The problem:
Lines where the string "chevron" appears are to be copied from the entries below.

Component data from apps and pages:

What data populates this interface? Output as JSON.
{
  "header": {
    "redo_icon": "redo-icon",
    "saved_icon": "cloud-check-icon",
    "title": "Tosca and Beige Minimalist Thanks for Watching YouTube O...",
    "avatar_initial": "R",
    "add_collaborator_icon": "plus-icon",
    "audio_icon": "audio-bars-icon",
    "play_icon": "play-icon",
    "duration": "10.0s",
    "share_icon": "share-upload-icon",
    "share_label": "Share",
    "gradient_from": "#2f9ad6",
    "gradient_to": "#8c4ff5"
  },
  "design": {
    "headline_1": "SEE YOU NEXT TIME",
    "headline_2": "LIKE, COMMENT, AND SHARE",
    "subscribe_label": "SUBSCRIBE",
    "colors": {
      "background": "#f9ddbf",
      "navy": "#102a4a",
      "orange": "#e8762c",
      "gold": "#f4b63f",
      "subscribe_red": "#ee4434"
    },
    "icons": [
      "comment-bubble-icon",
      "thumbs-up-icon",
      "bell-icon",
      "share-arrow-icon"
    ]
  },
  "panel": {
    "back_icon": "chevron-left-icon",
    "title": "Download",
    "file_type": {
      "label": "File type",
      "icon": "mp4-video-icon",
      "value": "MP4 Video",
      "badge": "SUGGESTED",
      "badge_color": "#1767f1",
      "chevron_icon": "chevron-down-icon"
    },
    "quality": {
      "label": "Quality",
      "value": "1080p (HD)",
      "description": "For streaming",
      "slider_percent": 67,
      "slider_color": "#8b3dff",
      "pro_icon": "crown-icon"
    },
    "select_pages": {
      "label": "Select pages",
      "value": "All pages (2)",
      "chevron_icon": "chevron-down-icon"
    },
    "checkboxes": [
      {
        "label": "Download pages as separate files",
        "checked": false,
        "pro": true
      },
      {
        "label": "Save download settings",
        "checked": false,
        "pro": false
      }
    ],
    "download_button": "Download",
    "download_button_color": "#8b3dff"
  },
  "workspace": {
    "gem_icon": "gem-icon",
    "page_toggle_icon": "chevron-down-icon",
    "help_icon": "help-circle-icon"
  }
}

The completed task:
    "back_icon": "chevron-left-icon",
      "chevron_icon": "chevron-down-icon"
      "chevron_icon": "chevron-down-icon"
    "page_toggle_icon": "chevron-down-icon",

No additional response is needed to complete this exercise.